Paavo Haavikko (1931–2008) is considered to be one of the most significant writers in Finland’s literary cannon, and his poems have been translated into 12 languages. Last year, HLA sold Estonian rights of Haavikko’s poem collection to Eksa.
The poems will be selected and translated by enthusiastic translator Rami Saari, who also helped to draw publisher’s attention to Haavikko’s works.
Kari Hotakainen’s new novel Story was August’s #1 bestseller in Finland, with so far 20,000 sold copies.
Kari Hotakainen’s Story, published on 12th August 2020, rose expectedly to place #1 on the Finnish bestseller list. Hotakainen has a long record of hitting the top ten with his novels – not to mention his first and so far only work of nonfiction, the biography The Unknown Kimi Räikkönen, which has sold over 200,000 copies in Finland and over 100,000 abroad.
Story tells about a country, not very unlike Finland, in which the countryside has been turned into a Recreation Area and everyone lives in the City. Occupations and job descriptions have changed or disappeared altogether, no one can find their place, things have got out of control, the Decision Makers are in trouble. What matters now is who can tell the best story – and whose lives are worth telling about.
Spot on in its critique towards many phenomena of our times, Story is a wildly funny, speedy and slyly deep novel. It is unlike anything Hotakainen has written before.
Read more about the novel here and about the author here.
“One of the main observations of the novel is that everyone is pretending to be something – some of us only are better at telling stories. Story feels more catchy than Hotakainen in a while, though he fits worse than before the story of an author with a short sentence. He reforms his writing interestingly, but still stays the same. […] He makes you laugh out loud, and miraculously, the ability to bend the world with only words abides. Especially the beginning of the Story […] is powerful. […] The truth might be that if the only thing left from us is a story, only very few of us will have even a remotely interesting one.” – Hämeen Sanomat newspaper
“Story hits like a sledgehammer, tickles like a tick in the trouser leg.
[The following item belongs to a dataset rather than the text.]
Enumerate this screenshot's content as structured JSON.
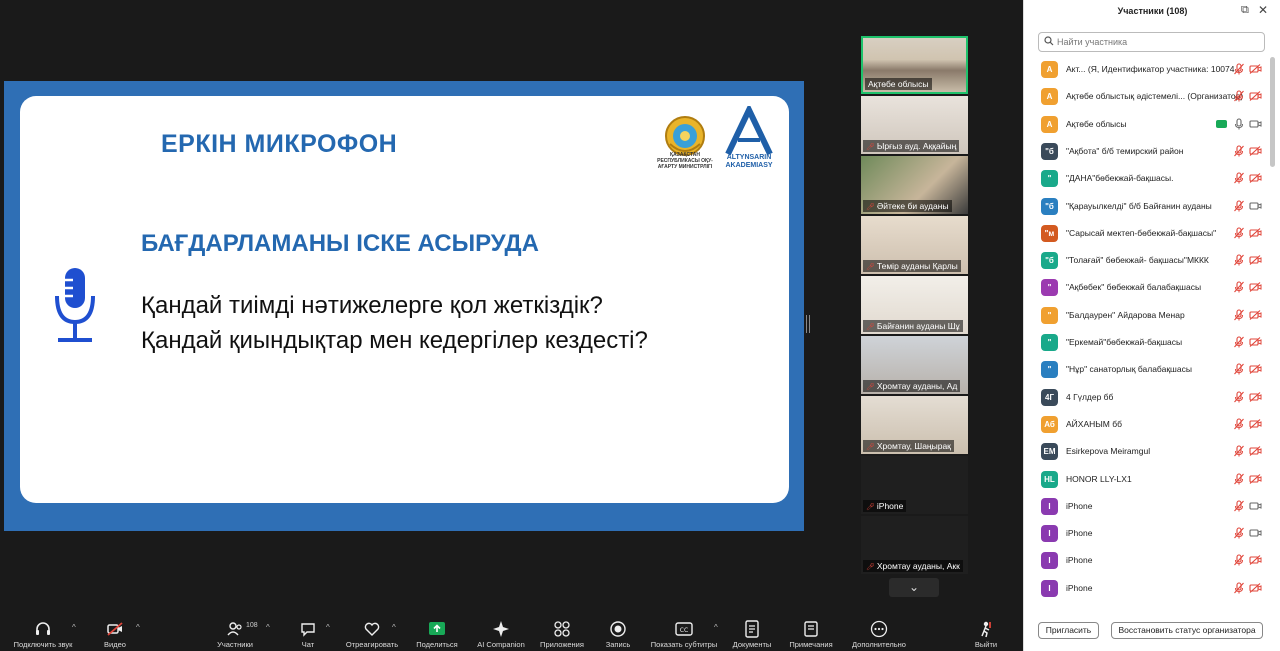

It makes you angry, it makes you laugh, it makes you jot down a number of short quotations about youtubers, about the prophets of the sweat, body and food, about everything becoming a story, about those who lie a personality and life to themselves.” – Apu magazine
“Kari Hotakainen’s Story is outrageously funny, but reading it you also feel angry and sad. Blaming the unemployed, the urban superficiality and the consultant twaddle – we are already living in this world.” – Maaseudun tulevaisuus newspaper
“Kari Hotakainen’s Story is a plea for the people who are ‘only’ something – only nurses, masseurs, assistants, secreteries, bus drivers, cashiers, plumbers, carpenters and cleaning women (as listed in Story). If all these ‘only’ something people would suddenly disappear, the world would stop.” – Annelin kirjoissa book blog
“Story” is humorous and in hits often the bull’s eye in its critique towards stories.” – Helsingin Sanomat newspaper